A Brief History Of Modern Mechanical Engineering
In its earliest forms and most straightforward machines, mechanical engineering can be dated back to the 5th millennium BC in Mesopotamia (modern Iraq) with the invention of the wheel and axle. Since then, mechanical engineering has sprouted into a field that contains within its confines the production and design of automobiles, aerospace technology, biotechnology, computers, electronics, microelectromechanical systems, energy conversion, robotics and automation, and manufacturing equipment.
From its humble beginnings, mechanical engineering has branched out into a field that seeps into nearly all aspects of modern life. But how did mechanical engineering make the jump from the wheel to modern technology? And what were the factors driving the demand for this skill?
James Watt “The Father Of Mechanical Engineering” & The First Industrial Revolution
Possibly one of the most influential figures in the history of mechanical engineering, James Watt, is often referred to as either “The father of mechanical engineering” or “the father of the industrial revolution.” While Mechanical engineering had been around for millennia before Watt was even born, what people refer to as “modern” mechanical engineering began with Watt…and a teakettle. As the story goes, Watt was watching a kettle as it came to boil and took an interest in how the pressure from the steam caused the lid of the kettle to move, illustrating the power of steam. While this story is told in many forms, Watt did not invent the steam engine. Watt did, however, improve upon Thomas Newcomen’s designs when he designed his version of the steam engine in 1776. Watt realized that contemporary steam engines wasted a lot of energy because they repeatedly cooled and reheated the cylinder. The steam engine that Watt designed had a separate condenser that avoided this unnecessary waste and radically improved the steam engine’s power, cost-effectiveness, and efficiency. Watt eventually adapted his engine to produce rotary motion, which significantly broadened its use beyond pumping water.
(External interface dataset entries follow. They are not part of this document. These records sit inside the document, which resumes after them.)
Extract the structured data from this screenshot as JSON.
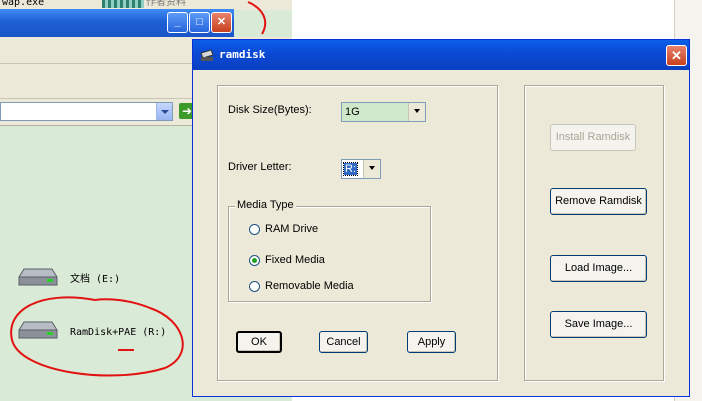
{
  "background": {
    "top_filename": "wap.exe",
    "top_right_text": "作者资料",
    "drives": [
      {
        "label": "文档 (E:)"
      },
      {
        "label": "RamDisk+PAE (R:)"
      }
    ]
  },
  "dialog": {
    "title": "ramdisk",
    "disk_size_label": "Disk Size(Bytes):",
    "disk_size_value": "1G",
    "driver_letter_label": "Driver Letter:",
    "driver_letter_value": "R:",
    "media_type_legend": "Media Type",
    "media_options": [
      {
        "label": "RAM Drive",
        "checked": false
      },
      {
        "label": "Fixed Media",
        "checked": true
      },
      {
        "label": "Removable Media",
        "checked": false
      }
    ],
    "ok_label": "OK",
    "cancel_label": "Cancel",
    "apply_label": "Apply",
    "install_label": "Install Ramdisk",
    "remove_label": "Remove Ramdisk",
    "load_label": "Load Image...",
    "save_label": "Save Image..."
  },
  "colors": {
    "title_blue": "#0b4bd6",
    "annotation_red": "#e31212",
    "selected_field": "#cfe8c9"
  }
}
Watt’s steam engine gave way to models of transportation that included steam locomotives and self-propelled boats. This innovation quickly led to the growing network of train tracks and canals. Not long after, the invention of the automobile also fueled the growing demand for mechanical engineers, especially as the auto industry started and continued developing the new technology.
Henry Ford & The Second Industrial Revolution
Unlike the first industrial revolution, which began in Great Britain and revolved around steam-power, the second industrial revolution started in the United States. It would produce innovations in electric power, steel, automobiles, and aircraft. The second industrial revolution would also lead to technological innovations being owned by large corporations. While Karl Benz is credited with building the first practical automobile, it wasn’t until Henry Ford came along that the automobile would become popular and affordable. Ford launched his Model T in 1908, producing just 11 automobiles in the first month. 2 years later, in 1910, Ford produced 10,000. In 1914, the year The Great War broke out, Ford produced 250,000 Model T’s, and in 1916 he sold nearly 500,000 for half the price they had been in 1914. Then, in 1927, Ford produced a whopping 15 million cars alongside tractors and other machinery.
These large numbers highlight Ford’s model of Mass Production. Because the auto industry was scaling up, that meant the infrastructure of roads, gas stations, and mechanic shops also needed to be scaled up. With their newfound mobility, people who lived in cities began venturing out into nature, which led to the government protecting areas like national parks from development. This also led to research into how to manage forest land and influenced the relatively new field of ecology. Due to Ford’s success, other automobile company’s began to replicate his style of production, and by the middle of the century, only three companies remained– Ford, GM, and Chrystler. It was around this time, in 1907, that Wyoming became the first state to license engineers professionally.
The First & Second World Wars
Though mechanical engineering can trace its roots to transportation and power-producing machines, after the advent of the industrial revolution, it becomes more difficult to separate mechanical engineering from the military-industrial complex, especially after the first and second world wars. Both wars added greatly to the demand for mechanical engineers. However, during WW2 specifically, mechanical engineers contributed to designing and improving fighter jets, airplanes, tanks, armored vehicles, and more. The first computers, which were developed during this period, were also designed by mechanical engineers working with electronics. During this period, mechanical engineers were also responsible for designing and developing the jet engine and the space rocket.
The Rise Of Telecommunication & The Third Industrial Revolution
With the end of the second world war, the third industrial revolution began to appear on the horizon. While the first two industrial revolutions are both centered around power, the third would be a revolution centered on information. Because the world was experiencing a relatively peaceful time, education and science began to develop quickly worldwide. The advances in telecommunications during this period would lead to the creation of the internet and the advent of globalization, creating a world market. Information could now be shared almost instantly, further driving the scientific discoveries and the engineering feats of the post-world war two era.
The field of mechanical engineering would branch off and give birth to aerospace technology, biotechnology, and more. Today, mechanical engineering remains a field as ubiquitous as it is needed. While there has been a shift towards software and electronics brought about by the third industrial revolution, mechanical engineering and the engineers that dedicate their lives to it are responsible for many of the technological marvels used in the world today.